After completion of the lessons, you can take the final exam for the course to test your newly learned ASL knowledge. Upon successfully passing the final exam, you will earn a certificate of completion. The certificate is available online in digital form. You can print the Signing Online certificate to mark your accomplishment.
Continuing Education-add to cart from drop-down menu at registration
Educator SCECHs- If you are an educator, you can take the above courses for State Continuing Education Clock Hours (SCECH) for $95.00 per course. The SCECHs are issued by the Michigan Department of Education and sponsored by Michigan State University. You earn 15 hours per course. To receive SCECHs, you must log at least 15 hours online and fill out a Signing Online SCECH completion form. Sign, date, and send to Signing Online so that we can send it on to MSU for further processing and forwarding to MDE.
Nursing CNEs (contact hours) - If you are a nurse, you can take the above courses for Continuing Nursing Education Contact Hours (CNEs) for $95.00/course. The CNEs are issued by Michigan State University College of Nursing (OH-294,08/01/15) an approved provider of continuing nursing education by the Ohio Nurses Association (OBN-001-91), an accredited approver by the American Nurses Credentialing Center's Commission on Accreditation. You earn 15 contact hours per course. To be eligable to recieve your continuing education CONTACT hours you must complete the attendence record (signature required) and the survey evaluation and send them to: Signing Online,LLC, P.O.Box 86, Mason MI 48854. MSU College of Nursing will issue a certificate with CNE contact hours earned to your email address.

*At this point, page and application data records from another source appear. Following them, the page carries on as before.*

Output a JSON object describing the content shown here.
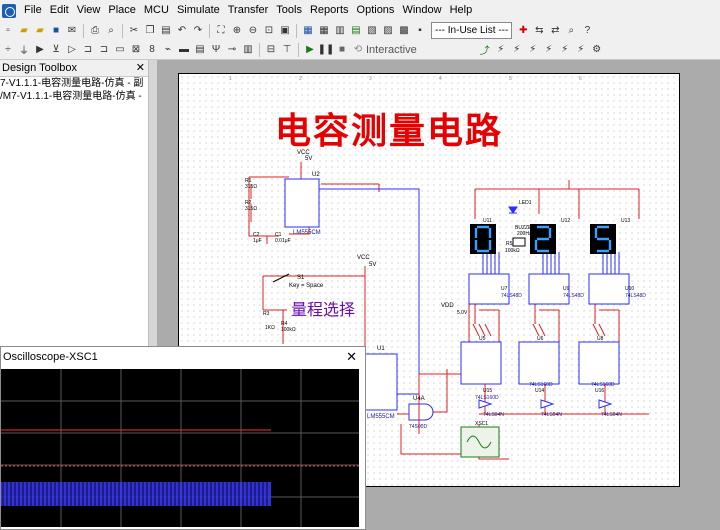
{
  "menu": [
    "File",
    "Edit",
    "View",
    "Place",
    "MCU",
    "Simulate",
    "Transfer",
    "Tools",
    "Reports",
    "Options",
    "Window",
    "Help"
  ],
  "toolbar": {
    "in_use_list": "--- In-Use List ---",
    "interactive_label": "Interactive"
  },
  "design_toolbox": {
    "title": "Design Toolbox",
    "items": [
      "7-V1.1.1-电容测量电路-仿真 - 副",
      "/M7-V1.1.1-电容测量电路-仿真 -"
    ]
  },
  "schematic": {
    "title": "电容测量电路",
    "range_label": "量程选择",
    "digits": [
      "0",
      "2",
      "5"
    ],
    "labels": {
      "vcc1": "VCC",
      "v5a": "5V",
      "u2": "U2",
      "r1": "R1",
      "r1v": "315Ω",
      "r2": "R2",
      "r2v": "315Ω",
      "c2": "C2",
      "c2v": "1μF",
      "c1": "C1",
      "c1v": "0.01μF",
      "lm555_a": "LM555CM",
      "s1": "S1",
      "key": "Key = Space",
      "vcc2": "VCC",
      "v5b": "5V",
      "r3": "R3",
      "r3v": "1KΩ",
      "r4": "R4",
      "r4v": "100kΩ",
      "r5": "R5",
      "r5v": "100kΩ",
      "u1": "U1",
      "lm555_b": "LM555CM",
      "u4a": "U4A",
      "u4apart": "74S00D",
      "vdd": "VDD",
      "v50": "5.0V",
      "led1": "LED1",
      "buzzer": "BUZZER",
      "buzzer_f": "200Hz",
      "u11": "U11",
      "u12": "U12",
      "u13": "U13",
      "u7": "U7",
      "u7p": "74LS48D",
      "u9": "U9",
      "u9p": "74LS48D",
      "u10": "U10",
      "u10p": "74LS48D",
      "u5": "U5",
      "u6": "U6",
      "u8": "U8",
      "u15": "U15",
      "u15p": "74LS160D",
      "u14": "U14",
      "u14p": "74LS160D",
      "u16": "U16",
      "u16p": "74LS160D",
      "lw1": "74LS04N",
      "lw2": "74LS04N",
      "lw3": "74LS04N",
      "xsc1": "XSC1",
      "r5lab": "R5"
    }
  },
  "oscilloscope": {
    "title": "Oscilloscope-XSC1"
  },
  "colors": {
    "wire_red": "#e02020",
    "wire_blue": "#2d2dff",
    "trace_red": "#ff3030",
    "trace_blue": "#3a3aff",
    "title_red": "#e60000"
  }
}
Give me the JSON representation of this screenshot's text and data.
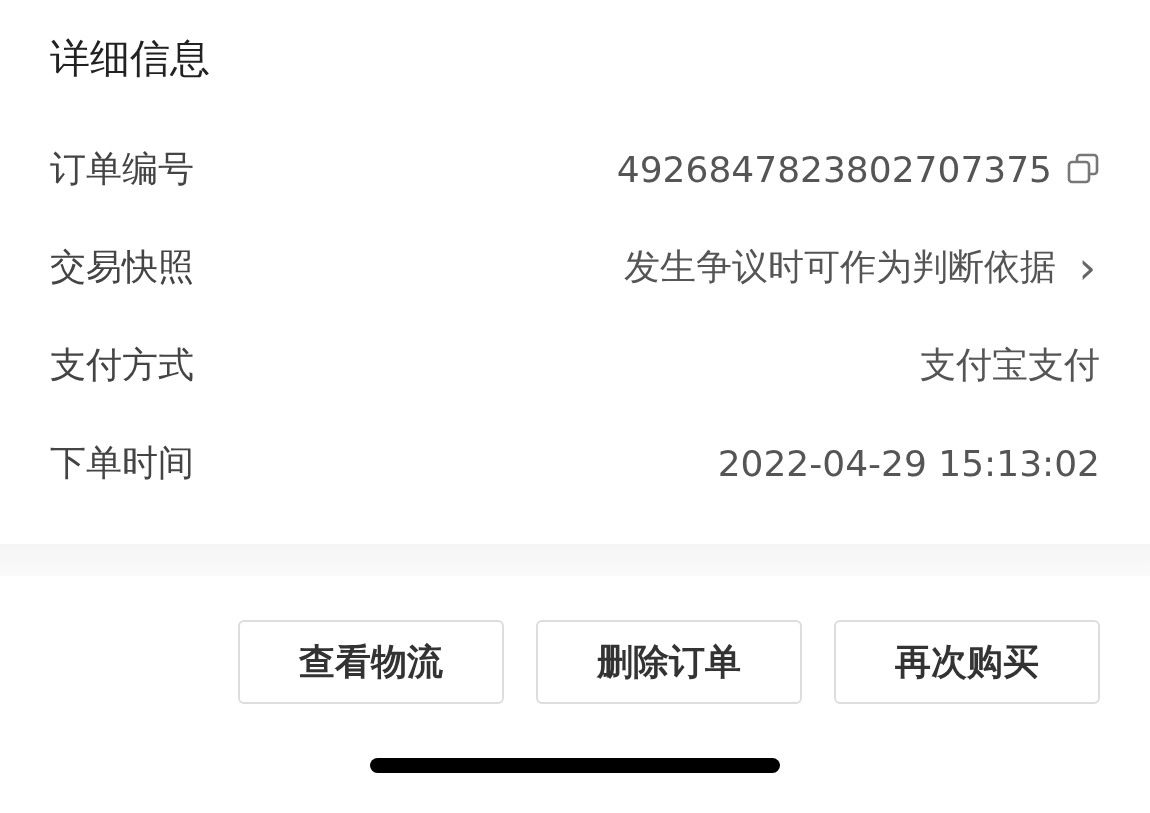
{
  "section": {
    "title": "详细信息"
  },
  "rows": [
    {
      "kind": "copy",
      "label": "订单编号",
      "value": "4926847823802707375"
    },
    {
      "kind": "link",
      "label": "交易快照",
      "value": "发生争议时可作为判断依据",
      "chevron": "›"
    },
    {
      "kind": "plain",
      "label": "支付方式",
      "value": "支付宝支付"
    },
    {
      "kind": "plain",
      "label": "下单时间",
      "value": "2022-04-29 15:13:02"
    }
  ],
  "buttons": [
    "查看物流",
    "删除订单",
    "再次购买"
  ]
}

Tools to Help You Learn
With your enrollment, you receive complete access to several useful tools and resources to aid you in your learning, including:
You have quick access to over 2000 ASL signs.
ASL uses a manual alphabet where a different handshape is used to represent each letter of the alphabet. These handshapes can be seen at anytime.
ASL uses different handshapes to represent numbers. These handshapes can be seen at anytime.
At the click of a button you can refresh your memory about ASL rules and signing techniques.
How long does it take?
You are given four months to complete the course. The time it takes to complete the course will vary depending on your previous experience with sign language, ASL, and your own learning style.
With that said, the site will pace you so you can take at most one lesson per day. Each lesson should take you about 1-2 hours of online time. Therefore, a complete course would take 10 days, taking on average around 15-20 hours total to complete.
How much does it cost?
The cost to take this online course is $75.00. ($95.00 if taking to earn SCECHs or CNEs)
If you enroll in more than one course at a time, the course access duration will be extended.
How do I enroll?
You may enroll in this course below. (Please note that CE is now called CNE)